◆ **Data listing**:

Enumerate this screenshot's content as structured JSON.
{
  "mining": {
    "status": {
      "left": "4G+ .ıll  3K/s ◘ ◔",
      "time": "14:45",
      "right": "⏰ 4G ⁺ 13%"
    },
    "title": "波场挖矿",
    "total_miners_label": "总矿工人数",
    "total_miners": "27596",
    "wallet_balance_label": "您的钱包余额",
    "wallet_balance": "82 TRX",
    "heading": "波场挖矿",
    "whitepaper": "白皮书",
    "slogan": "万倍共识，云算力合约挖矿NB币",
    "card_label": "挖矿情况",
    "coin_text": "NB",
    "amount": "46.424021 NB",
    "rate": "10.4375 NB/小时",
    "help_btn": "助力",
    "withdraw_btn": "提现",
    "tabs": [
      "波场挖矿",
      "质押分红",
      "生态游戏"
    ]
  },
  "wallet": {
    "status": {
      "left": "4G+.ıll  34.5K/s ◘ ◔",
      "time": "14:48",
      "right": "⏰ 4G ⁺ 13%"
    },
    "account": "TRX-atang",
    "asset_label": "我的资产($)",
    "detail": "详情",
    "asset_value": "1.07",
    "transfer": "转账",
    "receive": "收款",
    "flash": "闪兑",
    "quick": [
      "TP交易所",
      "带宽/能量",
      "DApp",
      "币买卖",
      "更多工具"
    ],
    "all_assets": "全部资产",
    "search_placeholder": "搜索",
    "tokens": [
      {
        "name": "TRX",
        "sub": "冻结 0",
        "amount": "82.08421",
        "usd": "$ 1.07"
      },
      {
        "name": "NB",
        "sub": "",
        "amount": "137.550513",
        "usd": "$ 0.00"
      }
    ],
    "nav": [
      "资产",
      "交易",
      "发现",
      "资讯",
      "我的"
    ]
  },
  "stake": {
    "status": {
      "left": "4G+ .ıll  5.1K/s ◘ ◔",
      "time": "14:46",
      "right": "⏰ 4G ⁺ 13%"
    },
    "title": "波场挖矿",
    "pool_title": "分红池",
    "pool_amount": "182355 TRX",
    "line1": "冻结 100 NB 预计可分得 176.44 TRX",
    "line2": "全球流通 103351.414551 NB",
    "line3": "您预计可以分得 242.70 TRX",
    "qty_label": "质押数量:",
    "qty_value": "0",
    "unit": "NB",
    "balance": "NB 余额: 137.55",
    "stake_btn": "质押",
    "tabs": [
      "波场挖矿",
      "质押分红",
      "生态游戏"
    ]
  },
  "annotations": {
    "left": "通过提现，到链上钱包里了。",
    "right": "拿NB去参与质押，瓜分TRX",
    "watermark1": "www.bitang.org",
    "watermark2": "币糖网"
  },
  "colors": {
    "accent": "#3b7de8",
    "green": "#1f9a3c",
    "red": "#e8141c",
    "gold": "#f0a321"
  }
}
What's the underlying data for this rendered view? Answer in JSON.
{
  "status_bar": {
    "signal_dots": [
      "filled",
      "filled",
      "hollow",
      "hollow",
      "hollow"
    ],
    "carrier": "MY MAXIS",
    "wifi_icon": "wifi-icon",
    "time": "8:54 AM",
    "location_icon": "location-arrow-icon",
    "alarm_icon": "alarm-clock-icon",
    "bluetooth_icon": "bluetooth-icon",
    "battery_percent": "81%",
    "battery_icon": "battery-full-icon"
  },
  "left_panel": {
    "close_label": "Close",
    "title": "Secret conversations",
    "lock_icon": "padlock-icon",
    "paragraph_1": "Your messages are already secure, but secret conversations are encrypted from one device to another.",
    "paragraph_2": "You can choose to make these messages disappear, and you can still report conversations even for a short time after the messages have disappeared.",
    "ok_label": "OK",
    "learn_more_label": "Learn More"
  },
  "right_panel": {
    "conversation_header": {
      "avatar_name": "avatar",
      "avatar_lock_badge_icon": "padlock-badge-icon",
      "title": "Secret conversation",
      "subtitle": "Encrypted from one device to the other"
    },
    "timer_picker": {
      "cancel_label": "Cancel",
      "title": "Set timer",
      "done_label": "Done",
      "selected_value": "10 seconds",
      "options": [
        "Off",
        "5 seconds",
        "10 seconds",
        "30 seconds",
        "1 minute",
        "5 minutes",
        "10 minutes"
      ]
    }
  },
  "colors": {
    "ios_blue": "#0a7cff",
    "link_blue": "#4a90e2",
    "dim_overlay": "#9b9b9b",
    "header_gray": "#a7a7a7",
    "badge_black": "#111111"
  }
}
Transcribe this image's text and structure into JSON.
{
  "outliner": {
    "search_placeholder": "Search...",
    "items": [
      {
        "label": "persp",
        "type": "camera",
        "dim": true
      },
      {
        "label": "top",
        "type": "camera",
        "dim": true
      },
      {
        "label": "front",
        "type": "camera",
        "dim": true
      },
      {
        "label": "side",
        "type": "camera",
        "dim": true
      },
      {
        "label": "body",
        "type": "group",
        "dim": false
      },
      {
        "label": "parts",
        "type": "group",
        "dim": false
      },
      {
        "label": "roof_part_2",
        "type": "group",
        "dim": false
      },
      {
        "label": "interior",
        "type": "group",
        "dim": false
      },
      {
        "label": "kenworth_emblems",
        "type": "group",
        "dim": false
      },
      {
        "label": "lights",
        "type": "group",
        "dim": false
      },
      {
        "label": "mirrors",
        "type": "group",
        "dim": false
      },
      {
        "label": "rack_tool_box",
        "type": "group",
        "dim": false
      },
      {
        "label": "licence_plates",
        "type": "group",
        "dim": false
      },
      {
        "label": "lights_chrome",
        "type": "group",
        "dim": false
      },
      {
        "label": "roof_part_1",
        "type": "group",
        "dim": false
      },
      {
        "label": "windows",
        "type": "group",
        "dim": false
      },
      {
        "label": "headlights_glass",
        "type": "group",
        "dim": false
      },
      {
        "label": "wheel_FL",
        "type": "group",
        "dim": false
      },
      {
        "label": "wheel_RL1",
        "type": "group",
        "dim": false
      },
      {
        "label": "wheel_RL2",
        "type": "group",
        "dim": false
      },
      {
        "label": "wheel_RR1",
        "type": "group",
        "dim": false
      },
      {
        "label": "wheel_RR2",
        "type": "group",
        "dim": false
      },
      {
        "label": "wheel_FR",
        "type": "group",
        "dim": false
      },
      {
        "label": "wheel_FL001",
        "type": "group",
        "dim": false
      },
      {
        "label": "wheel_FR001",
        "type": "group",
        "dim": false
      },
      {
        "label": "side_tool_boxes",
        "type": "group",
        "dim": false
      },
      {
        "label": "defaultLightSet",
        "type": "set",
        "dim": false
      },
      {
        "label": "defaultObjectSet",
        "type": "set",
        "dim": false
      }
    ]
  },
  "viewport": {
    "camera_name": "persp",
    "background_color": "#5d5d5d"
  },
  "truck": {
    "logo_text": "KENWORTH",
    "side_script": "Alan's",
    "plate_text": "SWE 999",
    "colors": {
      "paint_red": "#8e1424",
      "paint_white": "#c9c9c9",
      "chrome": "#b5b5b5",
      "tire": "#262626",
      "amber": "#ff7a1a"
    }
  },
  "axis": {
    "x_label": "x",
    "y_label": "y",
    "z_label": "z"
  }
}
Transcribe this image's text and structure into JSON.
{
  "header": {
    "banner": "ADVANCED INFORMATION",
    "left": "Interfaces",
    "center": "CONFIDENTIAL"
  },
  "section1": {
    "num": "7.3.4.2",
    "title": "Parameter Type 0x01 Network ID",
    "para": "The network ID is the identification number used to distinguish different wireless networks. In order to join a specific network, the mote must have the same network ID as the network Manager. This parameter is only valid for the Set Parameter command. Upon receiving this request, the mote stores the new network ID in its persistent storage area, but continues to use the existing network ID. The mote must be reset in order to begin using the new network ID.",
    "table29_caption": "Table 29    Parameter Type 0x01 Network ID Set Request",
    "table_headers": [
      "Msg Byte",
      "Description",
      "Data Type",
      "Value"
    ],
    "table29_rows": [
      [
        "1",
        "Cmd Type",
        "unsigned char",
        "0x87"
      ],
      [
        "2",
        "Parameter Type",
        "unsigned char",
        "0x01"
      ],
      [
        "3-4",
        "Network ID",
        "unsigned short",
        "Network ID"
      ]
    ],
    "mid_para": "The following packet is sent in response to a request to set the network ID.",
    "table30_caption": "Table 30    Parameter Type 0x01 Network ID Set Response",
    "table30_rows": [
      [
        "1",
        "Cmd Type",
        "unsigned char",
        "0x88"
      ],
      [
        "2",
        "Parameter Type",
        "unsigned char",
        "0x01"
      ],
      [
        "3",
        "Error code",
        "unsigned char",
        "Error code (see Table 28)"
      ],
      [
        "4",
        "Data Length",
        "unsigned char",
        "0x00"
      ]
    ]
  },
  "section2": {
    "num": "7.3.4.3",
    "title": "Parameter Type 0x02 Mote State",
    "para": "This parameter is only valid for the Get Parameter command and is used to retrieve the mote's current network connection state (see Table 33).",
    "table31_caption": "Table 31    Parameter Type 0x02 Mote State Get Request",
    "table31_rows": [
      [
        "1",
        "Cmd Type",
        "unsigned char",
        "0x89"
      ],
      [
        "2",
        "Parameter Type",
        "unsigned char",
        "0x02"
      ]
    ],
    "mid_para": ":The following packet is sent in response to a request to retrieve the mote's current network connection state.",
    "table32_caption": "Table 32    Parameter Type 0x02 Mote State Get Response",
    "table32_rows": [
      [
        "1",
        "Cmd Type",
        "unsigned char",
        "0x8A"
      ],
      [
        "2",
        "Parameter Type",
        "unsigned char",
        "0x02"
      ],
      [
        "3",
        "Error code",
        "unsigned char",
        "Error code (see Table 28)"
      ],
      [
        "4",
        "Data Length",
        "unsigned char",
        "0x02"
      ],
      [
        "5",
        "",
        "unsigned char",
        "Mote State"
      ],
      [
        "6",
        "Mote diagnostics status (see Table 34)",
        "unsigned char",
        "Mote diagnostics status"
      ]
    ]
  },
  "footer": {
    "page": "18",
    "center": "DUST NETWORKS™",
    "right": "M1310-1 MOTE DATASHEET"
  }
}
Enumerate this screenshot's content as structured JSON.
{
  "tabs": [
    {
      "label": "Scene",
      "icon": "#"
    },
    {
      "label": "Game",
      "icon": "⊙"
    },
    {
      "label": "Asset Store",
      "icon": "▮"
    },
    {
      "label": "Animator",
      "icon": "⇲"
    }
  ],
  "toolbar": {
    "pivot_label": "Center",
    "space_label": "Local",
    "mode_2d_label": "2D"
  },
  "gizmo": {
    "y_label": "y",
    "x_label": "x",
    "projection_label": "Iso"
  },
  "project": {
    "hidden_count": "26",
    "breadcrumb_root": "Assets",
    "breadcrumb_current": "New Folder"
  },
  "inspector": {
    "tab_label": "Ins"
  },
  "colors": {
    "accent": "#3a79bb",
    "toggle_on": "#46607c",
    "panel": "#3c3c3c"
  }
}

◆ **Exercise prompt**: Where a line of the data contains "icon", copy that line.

◆ **Answer box**:
    "wifi_icon": "wifi-icon",
    "location_icon": "location-arrow-icon",
    "alarm_icon": "alarm-clock-icon",
    "bluetooth_icon": "bluetooth-icon",
    "battery_icon": "battery-full-icon"
    "lock_icon": "padlock-icon",
      "avatar_lock_badge_icon": "padlock-badge-icon",
      "icon": "#"
      "icon": "⊙"
      "icon": "▮"
      "icon": "⇲"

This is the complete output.